◆ Material for this exercise
# # # #

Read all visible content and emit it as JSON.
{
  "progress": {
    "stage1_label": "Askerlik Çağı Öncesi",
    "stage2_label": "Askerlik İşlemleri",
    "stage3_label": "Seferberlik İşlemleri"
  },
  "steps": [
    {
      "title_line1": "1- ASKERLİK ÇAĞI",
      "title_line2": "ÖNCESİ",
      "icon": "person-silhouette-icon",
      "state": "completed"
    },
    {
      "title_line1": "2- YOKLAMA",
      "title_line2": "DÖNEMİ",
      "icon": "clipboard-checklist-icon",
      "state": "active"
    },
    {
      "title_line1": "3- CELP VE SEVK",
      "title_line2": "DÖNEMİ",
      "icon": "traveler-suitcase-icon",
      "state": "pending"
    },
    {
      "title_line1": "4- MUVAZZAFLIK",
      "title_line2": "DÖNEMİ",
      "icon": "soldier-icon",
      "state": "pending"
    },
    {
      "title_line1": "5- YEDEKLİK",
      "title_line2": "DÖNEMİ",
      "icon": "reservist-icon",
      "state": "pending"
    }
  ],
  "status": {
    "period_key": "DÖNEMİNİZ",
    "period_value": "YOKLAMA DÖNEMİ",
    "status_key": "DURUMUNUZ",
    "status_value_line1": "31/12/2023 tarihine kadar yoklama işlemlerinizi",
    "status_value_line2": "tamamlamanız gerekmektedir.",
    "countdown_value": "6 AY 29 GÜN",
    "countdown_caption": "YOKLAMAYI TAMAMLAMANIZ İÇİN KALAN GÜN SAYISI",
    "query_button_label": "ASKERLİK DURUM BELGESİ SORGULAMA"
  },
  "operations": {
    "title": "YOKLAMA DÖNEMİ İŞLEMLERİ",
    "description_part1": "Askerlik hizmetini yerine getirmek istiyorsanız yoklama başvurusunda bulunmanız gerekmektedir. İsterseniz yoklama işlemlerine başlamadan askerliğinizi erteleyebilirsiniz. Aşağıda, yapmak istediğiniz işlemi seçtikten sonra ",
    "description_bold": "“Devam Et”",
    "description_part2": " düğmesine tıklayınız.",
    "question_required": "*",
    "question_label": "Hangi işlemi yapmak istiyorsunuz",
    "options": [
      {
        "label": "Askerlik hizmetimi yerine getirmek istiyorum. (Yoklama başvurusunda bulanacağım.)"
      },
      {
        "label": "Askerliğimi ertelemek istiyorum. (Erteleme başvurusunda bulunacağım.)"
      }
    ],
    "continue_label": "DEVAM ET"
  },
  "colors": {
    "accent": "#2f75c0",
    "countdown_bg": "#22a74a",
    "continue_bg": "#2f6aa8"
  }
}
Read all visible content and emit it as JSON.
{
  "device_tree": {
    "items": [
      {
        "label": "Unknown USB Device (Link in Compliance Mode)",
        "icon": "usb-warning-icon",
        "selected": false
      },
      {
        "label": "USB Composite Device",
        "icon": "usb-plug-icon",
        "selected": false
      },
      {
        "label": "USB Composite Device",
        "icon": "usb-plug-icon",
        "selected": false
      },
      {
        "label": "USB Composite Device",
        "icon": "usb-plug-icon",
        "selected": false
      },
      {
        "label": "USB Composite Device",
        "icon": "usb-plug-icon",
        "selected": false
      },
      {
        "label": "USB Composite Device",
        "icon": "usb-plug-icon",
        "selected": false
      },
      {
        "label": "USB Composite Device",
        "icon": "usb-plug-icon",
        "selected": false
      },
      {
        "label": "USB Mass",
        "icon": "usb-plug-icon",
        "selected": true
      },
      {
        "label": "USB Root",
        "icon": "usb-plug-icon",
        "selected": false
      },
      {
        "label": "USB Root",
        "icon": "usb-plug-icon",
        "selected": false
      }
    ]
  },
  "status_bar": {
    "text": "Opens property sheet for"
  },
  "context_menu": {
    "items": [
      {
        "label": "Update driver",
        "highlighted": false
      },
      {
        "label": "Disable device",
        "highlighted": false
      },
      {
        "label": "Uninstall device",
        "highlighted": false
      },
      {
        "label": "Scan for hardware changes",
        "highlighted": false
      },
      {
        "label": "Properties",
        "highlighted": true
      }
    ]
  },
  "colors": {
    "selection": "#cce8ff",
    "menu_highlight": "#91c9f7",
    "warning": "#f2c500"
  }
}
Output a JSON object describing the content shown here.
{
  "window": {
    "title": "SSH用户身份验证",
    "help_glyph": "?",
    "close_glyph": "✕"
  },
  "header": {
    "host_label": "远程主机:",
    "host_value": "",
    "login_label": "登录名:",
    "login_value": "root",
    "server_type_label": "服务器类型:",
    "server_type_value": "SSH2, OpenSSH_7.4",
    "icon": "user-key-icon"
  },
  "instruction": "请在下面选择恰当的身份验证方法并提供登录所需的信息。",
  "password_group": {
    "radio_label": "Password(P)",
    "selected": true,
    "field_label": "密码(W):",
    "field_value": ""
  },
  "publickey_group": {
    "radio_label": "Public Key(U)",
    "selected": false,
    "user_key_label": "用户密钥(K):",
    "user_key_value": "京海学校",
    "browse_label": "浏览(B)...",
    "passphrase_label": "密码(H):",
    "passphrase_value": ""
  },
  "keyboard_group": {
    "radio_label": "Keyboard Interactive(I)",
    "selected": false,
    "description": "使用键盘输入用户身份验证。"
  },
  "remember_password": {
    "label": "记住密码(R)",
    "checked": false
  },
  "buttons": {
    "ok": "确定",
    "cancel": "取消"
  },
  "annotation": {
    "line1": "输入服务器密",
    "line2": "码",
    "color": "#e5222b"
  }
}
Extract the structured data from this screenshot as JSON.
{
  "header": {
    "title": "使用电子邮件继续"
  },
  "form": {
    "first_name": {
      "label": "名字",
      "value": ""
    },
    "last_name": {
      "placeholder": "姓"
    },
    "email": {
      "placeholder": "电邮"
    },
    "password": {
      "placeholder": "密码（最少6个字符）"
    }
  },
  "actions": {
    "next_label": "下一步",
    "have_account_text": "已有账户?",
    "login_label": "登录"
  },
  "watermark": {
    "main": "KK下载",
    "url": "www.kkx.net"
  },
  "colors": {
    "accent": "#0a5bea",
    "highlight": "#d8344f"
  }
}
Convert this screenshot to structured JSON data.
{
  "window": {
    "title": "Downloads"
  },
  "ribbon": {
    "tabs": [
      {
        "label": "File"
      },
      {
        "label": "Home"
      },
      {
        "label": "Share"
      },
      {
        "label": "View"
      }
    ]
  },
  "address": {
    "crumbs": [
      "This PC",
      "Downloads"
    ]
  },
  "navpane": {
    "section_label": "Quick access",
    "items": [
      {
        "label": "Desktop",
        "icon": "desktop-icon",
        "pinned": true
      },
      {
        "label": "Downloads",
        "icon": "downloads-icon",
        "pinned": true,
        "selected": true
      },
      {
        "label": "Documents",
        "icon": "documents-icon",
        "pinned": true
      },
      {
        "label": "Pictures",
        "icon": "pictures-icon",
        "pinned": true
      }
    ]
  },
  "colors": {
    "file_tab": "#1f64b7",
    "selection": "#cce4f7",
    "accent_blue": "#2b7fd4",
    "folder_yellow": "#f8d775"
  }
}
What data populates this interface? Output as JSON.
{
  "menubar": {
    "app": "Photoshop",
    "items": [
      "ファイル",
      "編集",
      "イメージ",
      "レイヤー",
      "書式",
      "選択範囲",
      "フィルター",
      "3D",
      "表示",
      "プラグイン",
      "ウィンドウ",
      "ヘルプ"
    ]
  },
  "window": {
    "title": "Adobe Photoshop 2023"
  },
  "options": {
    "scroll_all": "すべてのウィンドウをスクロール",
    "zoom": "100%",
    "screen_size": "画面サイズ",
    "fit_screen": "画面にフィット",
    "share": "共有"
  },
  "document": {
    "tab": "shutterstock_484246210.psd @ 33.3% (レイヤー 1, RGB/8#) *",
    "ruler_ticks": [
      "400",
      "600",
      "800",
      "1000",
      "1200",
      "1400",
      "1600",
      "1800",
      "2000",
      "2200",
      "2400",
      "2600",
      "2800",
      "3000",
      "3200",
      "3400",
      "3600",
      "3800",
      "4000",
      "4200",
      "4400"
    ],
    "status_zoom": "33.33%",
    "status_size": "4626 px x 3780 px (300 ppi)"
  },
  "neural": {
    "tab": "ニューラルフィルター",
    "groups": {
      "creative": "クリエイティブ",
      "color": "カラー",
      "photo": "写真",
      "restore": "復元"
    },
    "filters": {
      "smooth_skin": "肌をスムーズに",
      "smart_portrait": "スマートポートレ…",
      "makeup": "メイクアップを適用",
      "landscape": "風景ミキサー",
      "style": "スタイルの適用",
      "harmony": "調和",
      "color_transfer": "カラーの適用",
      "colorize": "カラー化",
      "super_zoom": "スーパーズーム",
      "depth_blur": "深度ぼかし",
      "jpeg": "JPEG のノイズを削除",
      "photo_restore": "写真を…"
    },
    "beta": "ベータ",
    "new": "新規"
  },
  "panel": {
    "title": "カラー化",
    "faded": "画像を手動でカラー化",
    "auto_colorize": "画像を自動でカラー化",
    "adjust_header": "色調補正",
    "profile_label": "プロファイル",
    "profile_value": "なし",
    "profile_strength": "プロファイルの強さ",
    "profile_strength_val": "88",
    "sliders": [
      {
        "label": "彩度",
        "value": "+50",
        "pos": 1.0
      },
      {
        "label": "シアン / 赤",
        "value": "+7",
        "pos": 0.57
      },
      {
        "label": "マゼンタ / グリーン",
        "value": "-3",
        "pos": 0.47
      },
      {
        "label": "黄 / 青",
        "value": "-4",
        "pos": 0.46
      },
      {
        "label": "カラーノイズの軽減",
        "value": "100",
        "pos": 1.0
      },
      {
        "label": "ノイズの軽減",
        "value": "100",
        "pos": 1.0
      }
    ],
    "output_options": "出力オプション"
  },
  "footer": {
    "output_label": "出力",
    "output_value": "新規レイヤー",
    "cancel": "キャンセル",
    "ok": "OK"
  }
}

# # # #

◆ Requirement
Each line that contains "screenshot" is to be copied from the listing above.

◆ Solution to this exercise
Extract the structured data from this screenshot as JSON.
Convert this screenshot to structured JSON data.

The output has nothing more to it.